> Task objective: Only the lines holding "левой" are wanted; find them in the listing and return each one.

> Dataset extract:

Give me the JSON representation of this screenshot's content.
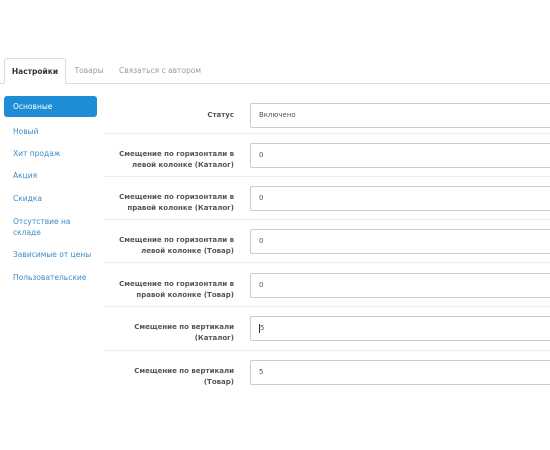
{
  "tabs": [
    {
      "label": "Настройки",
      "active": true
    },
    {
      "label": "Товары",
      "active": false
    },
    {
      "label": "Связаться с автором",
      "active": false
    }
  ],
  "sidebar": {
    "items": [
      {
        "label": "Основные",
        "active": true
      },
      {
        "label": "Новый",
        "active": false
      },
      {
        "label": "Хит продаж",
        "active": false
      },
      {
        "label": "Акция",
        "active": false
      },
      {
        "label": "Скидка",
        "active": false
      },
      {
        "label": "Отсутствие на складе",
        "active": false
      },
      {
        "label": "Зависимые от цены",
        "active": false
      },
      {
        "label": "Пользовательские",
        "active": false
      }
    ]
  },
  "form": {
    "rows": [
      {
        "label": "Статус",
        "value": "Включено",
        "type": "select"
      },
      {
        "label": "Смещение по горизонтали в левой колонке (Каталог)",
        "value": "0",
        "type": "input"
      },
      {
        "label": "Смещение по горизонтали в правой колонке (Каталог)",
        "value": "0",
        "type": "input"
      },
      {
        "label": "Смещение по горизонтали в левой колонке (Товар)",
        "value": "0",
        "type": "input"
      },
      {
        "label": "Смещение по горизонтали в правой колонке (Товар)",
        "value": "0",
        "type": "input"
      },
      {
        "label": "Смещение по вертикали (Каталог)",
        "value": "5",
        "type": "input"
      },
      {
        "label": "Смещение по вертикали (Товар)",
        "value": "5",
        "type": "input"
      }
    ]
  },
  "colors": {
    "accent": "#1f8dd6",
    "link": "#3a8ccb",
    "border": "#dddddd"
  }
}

> Output of the exercise:
        "label": "Смещение по горизонтали в левой колонке (Каталог)",
        "label": "Смещение по горизонтали в левой колонке (Товар)",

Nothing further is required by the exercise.